Does SARS-CoV-2 slow down during Summer?
The National Academy of Sciences‘ Standing Committee on Emerging Infectious Diseases and 21st Century Health Threats has weighed in on the question: Does the spread of the Coronavirus slow down in warmer conditions?
NAS claims studies have shown reduced transmission of the virus under warmer and humid conditions in the lab. One study found the virus does survive longer than other known pathogens like flu, monkeypox, tuberculosis or the 2002 SARS but still less than in colder conditions.
Out of the lab, the virus still spreads in countries with warmer weather but the countries with the biggest outbreaks all occurred during the northern Winter and early Spring and have subsided as the temperatures climbed.

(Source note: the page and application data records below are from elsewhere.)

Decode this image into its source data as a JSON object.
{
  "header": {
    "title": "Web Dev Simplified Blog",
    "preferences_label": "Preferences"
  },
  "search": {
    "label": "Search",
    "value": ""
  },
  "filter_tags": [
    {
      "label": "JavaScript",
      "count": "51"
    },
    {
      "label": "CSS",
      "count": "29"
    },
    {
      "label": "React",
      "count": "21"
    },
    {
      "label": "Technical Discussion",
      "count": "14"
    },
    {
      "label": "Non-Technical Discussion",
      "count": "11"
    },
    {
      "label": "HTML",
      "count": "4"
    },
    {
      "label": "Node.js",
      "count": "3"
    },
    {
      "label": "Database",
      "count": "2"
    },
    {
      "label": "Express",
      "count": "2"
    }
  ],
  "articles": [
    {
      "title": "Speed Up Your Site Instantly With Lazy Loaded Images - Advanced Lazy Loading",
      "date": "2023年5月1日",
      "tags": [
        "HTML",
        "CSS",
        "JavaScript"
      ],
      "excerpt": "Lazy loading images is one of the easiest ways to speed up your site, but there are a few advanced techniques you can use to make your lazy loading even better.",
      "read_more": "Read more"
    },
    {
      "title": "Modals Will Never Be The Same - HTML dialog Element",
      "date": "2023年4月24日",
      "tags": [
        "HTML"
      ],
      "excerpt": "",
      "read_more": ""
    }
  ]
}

More people are outside in the Summer which may help social distancing.
The unknown factor is the limited research into the two strains of SARS-CoV-2. One strain appears to have been more dominant in Europe and the East Coast of the USA and the other in Asia.
Here’s the National Academy of Sciences report on the Coronavirus survival in Summer.
Google has published a fully interactive map which allows local newsrooms (and anyone else frankly) access to a real-time visualization of COVID-19’s contagion in their local districts or anywhere in the U.S.